--- What is expected ---
Supply the number of lines below containing "JSON", nothing else.

--- Extracted data ---
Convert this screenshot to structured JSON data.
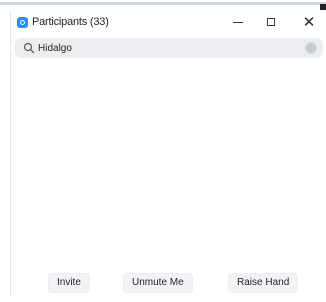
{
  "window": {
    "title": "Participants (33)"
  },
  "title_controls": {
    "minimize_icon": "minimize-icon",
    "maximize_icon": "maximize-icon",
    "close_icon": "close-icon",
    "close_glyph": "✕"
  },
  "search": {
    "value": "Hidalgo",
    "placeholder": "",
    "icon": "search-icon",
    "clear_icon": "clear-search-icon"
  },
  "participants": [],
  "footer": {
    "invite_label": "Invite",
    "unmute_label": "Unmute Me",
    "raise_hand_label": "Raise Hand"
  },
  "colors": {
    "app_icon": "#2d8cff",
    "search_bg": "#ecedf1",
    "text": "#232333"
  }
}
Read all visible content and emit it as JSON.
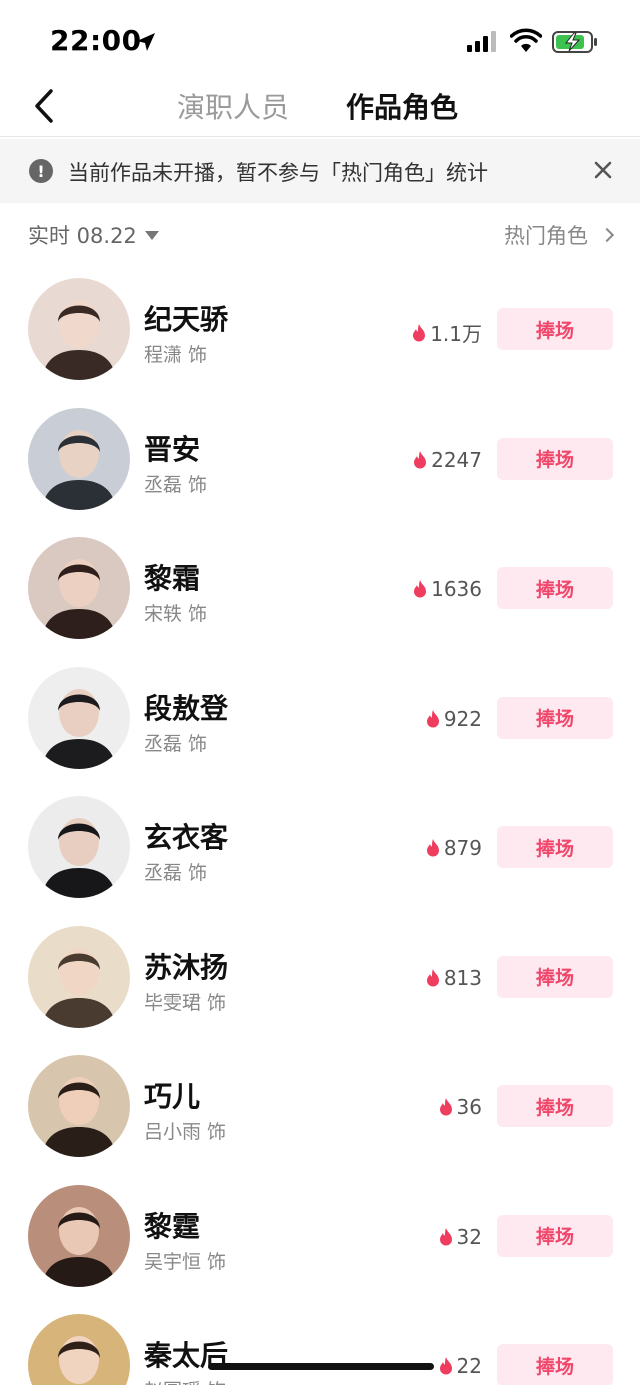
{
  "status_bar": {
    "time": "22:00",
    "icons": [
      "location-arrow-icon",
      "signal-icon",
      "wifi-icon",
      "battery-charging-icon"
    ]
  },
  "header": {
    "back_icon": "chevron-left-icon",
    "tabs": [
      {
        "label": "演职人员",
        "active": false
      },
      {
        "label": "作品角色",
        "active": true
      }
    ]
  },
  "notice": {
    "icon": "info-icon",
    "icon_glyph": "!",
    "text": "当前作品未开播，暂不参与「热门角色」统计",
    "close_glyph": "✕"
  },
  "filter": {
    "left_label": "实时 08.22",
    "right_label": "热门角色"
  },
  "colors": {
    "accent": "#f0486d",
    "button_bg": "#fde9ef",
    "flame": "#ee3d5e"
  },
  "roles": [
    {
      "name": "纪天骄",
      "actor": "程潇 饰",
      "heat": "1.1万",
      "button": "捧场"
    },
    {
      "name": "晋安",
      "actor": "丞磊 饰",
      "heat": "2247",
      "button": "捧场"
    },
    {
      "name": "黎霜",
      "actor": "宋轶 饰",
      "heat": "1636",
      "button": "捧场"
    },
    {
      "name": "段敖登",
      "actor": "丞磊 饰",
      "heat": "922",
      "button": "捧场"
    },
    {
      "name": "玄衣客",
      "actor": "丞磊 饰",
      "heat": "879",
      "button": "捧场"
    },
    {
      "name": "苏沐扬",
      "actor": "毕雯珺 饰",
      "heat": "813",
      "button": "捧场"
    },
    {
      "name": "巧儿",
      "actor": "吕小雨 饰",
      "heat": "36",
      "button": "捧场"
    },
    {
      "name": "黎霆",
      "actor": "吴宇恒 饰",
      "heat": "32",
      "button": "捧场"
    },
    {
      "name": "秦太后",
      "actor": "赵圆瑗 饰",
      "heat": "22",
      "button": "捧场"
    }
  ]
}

--- Solved problem ---
2